“Every material on Earth has a rate of thermal expansion and contraction, including our strings. As they get longer, the tension in the strings decreases and they flatten out. In the case of my cello , it goes flat,” Lenz said. While at the University, he studied fine wire resonance. “I was pretty good at music, but I was also really good at science and physics. .”
The former physics student inspired one of the violinists to name the quartet “String Theory”, a reference to the theory of how the forces of the universe impact everything in it. Johnny Lenz was a Westfall Scholar when he graduated in the fall of 2006, meaning he had the best GPA of any physics student that semester. He has been a musician for 33 years.

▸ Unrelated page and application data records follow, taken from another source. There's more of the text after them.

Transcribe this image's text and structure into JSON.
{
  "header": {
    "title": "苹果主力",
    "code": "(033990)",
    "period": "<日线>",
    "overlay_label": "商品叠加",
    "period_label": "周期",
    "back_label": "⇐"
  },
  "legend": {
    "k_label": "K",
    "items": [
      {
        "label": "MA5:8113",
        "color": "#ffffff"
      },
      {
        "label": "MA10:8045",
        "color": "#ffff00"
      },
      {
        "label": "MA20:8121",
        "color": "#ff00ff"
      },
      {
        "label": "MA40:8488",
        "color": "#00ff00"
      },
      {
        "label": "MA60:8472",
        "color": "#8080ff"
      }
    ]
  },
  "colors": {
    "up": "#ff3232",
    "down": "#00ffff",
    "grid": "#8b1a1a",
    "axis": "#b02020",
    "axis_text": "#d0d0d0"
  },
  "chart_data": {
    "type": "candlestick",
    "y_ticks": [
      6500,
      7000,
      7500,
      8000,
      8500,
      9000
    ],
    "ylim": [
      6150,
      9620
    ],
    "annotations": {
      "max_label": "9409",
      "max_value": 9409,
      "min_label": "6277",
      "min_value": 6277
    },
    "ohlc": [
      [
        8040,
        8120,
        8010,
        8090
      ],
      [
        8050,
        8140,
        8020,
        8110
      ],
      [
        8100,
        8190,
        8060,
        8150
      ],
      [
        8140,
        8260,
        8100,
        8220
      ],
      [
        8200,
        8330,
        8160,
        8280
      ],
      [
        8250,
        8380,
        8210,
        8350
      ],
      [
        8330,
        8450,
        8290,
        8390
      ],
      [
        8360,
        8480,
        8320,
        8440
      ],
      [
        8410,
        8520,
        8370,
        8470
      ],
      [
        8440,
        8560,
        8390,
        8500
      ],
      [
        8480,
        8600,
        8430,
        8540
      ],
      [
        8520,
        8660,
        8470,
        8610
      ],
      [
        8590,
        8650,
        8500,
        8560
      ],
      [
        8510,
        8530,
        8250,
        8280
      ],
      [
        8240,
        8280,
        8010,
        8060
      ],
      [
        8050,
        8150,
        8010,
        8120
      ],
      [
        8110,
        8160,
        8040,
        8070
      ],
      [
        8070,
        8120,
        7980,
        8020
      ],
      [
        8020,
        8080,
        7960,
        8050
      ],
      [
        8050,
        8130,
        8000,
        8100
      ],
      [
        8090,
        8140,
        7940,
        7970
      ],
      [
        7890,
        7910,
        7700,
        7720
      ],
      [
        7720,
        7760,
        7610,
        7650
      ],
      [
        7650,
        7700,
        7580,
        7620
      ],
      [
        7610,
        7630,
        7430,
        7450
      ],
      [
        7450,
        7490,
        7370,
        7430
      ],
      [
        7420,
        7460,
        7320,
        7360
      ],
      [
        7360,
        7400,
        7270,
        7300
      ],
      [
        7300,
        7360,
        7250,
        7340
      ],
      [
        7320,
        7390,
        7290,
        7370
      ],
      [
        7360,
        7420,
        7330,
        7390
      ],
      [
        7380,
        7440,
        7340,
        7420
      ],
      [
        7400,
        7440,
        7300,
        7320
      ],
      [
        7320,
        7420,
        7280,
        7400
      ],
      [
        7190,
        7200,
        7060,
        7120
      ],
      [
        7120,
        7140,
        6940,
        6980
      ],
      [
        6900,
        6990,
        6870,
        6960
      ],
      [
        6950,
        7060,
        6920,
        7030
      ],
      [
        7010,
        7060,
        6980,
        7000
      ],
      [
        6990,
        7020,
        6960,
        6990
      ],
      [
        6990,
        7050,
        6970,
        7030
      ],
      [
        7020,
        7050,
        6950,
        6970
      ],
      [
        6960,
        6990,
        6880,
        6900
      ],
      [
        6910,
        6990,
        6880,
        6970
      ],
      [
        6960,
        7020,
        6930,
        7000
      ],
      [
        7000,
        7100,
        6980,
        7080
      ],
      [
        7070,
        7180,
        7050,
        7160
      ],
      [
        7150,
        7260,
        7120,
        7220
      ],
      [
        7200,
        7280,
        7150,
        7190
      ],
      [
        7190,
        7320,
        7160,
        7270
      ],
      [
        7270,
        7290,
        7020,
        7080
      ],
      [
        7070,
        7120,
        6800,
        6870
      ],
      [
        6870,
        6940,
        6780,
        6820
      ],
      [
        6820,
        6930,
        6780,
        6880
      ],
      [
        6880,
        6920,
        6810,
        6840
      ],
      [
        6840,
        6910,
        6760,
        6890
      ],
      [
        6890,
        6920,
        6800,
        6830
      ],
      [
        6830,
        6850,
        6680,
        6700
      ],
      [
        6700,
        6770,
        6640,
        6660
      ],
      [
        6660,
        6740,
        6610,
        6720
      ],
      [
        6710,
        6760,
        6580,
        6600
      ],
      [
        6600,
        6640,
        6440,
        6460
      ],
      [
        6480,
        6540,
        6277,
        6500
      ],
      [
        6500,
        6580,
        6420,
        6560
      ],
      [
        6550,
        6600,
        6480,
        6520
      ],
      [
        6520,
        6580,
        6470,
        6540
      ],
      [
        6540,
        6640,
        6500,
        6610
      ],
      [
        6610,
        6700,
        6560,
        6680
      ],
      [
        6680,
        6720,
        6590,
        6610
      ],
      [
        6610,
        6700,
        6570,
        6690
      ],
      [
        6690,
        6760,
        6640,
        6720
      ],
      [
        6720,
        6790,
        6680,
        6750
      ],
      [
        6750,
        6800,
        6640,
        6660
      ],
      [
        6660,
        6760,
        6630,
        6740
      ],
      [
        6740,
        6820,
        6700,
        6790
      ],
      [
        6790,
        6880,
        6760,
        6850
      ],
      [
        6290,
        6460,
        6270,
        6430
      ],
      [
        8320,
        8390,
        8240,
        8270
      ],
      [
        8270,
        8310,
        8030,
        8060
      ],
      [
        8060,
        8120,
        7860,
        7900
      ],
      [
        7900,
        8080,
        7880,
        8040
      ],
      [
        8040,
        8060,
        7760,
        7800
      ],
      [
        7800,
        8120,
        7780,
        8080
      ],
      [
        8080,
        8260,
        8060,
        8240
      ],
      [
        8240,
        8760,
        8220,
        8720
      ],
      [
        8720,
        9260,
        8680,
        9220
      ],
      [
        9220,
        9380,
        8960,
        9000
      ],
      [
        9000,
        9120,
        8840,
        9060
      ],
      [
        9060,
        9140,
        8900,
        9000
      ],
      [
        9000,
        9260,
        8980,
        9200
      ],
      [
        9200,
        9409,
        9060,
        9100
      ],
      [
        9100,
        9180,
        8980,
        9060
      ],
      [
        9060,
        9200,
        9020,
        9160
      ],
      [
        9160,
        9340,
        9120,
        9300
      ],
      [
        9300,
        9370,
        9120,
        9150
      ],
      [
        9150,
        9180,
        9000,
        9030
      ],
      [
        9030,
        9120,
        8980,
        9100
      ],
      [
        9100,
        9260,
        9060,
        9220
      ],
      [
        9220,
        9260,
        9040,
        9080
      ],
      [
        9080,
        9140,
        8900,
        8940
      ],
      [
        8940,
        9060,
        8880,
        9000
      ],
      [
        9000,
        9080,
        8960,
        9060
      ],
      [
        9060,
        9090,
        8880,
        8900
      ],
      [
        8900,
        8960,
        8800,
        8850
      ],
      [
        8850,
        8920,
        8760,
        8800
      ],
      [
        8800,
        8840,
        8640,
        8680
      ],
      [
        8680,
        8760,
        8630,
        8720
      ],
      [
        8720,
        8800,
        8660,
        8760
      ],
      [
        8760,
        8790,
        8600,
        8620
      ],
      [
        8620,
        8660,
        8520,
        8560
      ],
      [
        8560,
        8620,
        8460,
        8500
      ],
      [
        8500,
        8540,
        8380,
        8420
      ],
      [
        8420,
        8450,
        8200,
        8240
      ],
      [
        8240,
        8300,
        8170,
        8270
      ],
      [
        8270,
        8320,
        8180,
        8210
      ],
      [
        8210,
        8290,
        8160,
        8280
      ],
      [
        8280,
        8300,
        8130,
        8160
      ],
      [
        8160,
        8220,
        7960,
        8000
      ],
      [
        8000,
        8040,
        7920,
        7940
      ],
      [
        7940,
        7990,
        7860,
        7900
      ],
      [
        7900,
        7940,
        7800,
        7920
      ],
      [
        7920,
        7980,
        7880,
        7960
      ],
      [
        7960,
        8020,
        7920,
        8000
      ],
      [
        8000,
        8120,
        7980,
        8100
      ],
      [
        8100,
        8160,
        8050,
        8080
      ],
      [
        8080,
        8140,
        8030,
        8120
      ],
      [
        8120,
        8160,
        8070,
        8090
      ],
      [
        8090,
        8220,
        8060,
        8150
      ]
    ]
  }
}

“The idea behind string theory, and it’s been a long time since I went to school here,” Johnny says, gesturing around him, “but it’s unification. You’re trying to unify the different quantum mechanics, classical mechanics, relativity, you’re trying to unify it all to make sense. And that’s one of the reasons we thought it would be good for a quartet is that we’re trying to unify and blend the different strengths of the musical family and the string family. Ironically, Johnny has always been skeptical of string theory, although his studies focused on experimental physics rather than theory.
There aren’t many experimental physics jobs in Reno, but Johnny didn’t want to leave the area, so he got a job with the Douglas County Sheriff’s Office in law enforcement. Sergeant was shot while on duty in December 2020. In honor of Johnny’s recovery and return to the stage, the Reno Philharmonic Orchestra offered free virtual access to first responders for a virtual concert in February 2021 and brought 30 friends, colleagues and family members to the Pioneer Center for an in-person concert.
Johnny’s sister, Ruth Lenz, is concertmaster of the Reno Philharmonic and Reno Chamber Orchestra and is also a member of the Classical Tahoe Orchestra. Ruth plays the violin and holds a doctorate in music performance. She attended college to earn her degree in music. Jessica Escobar, another violinist, taught anthropology and French at the University and graduated. Escobar came up with the name of the quartet. Dustin Budish, the group’s viola, teaches viola at the university. The band played a diverse mix of music, from The Rolling Stones’ “Paint It, Black” to “We Don’t Talk About Bruno” from the Disney movie Encanto to “Promentory,” the Scottish-inspired main theme from the movie “The last of the Mohicans.”
“It was really fun and it was good to be here,” Johnny said. Despite thermal expansion affecting her cello strings, the performance received a standing ovation at the end. The event, sponsored by the University and the Edna B. and Bruno Benna Foundation, was the second in a series of free public Artown events called Artown on the Quad.